We would like to thank Drs. Richard Stone, Daniel Deangelo, and Jeffrey Kutok, and Ms. Ilene Galinsky (Brigham and Women's Hospital, Dana Farber Cancer Institute, Boston, MA) for their assistance in procuring leukemia specimens. We also would like to thank Sherrin Soliman for expert technical assistance and the staff of the New England Organ Bank for their cooperation and assistance in obtaining human bone marrow cells.
This work was supported by grants NHLBI RO1 HL60528 and NCI RO1 CA84156 to R. Sackstein from the National Institutes of Health.

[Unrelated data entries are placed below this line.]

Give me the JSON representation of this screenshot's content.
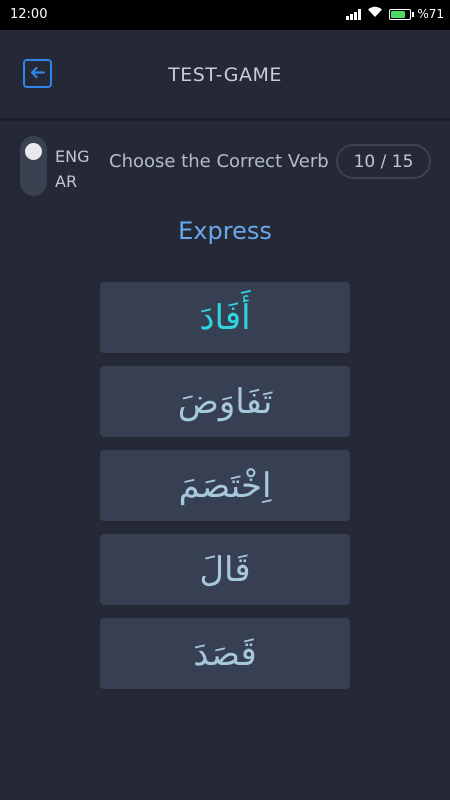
{
  "status_bar": {
    "time": "12:00",
    "battery_text": "%71",
    "battery_level": 0.71,
    "icons": [
      "signal-icon",
      "wifi-icon",
      "battery-charging-icon"
    ]
  },
  "header": {
    "title": "TEST-GAME",
    "back_icon": "arrow-left-icon"
  },
  "language_toggle": {
    "eng_label": "ENG",
    "ar_label": "AR",
    "selected": "ENG"
  },
  "question": {
    "instruction": "Choose the Correct Verb",
    "counter": "10 / 15",
    "word": "Express"
  },
  "options": [
    {
      "text": "أَفَادَ",
      "highlighted": true
    },
    {
      "text": "تَفَاوَضَ",
      "highlighted": false
    },
    {
      "text": "اِخْتَصَمَ",
      "highlighted": false
    },
    {
      "text": "قَالَ",
      "highlighted": false
    },
    {
      "text": "قَصَدَ",
      "highlighted": false
    }
  ],
  "colors": {
    "background": "#242935",
    "accent_blue": "#2f86e8",
    "word_blue": "#6ba6ec",
    "option_bg": "#374052",
    "highlight_cyan": "#2ed5e0",
    "option_text": "#a7c7dc"
  }
}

Abbreviations used in this paper: AML, acute myelogenous leukemia; AP, alkaline phosphatase; BM, bone marrow; BMEC-1, BM endothelial cell line-1; CLA, cutaneous lymphocyte antigen; HA, hyaluronic acid; HCELL, hematopoietic cell E-/L-selectin ligand; HPC, hematopoietic progenitor cell; OSGE, O-sialoglycoprotein endopeptidase; PSGL-1, P-selectin glycoprotein ligand 1; PVDF, polyvinylidene difluoride; VCAM, vascular cell adhesion molecule; VLA, very late antigen.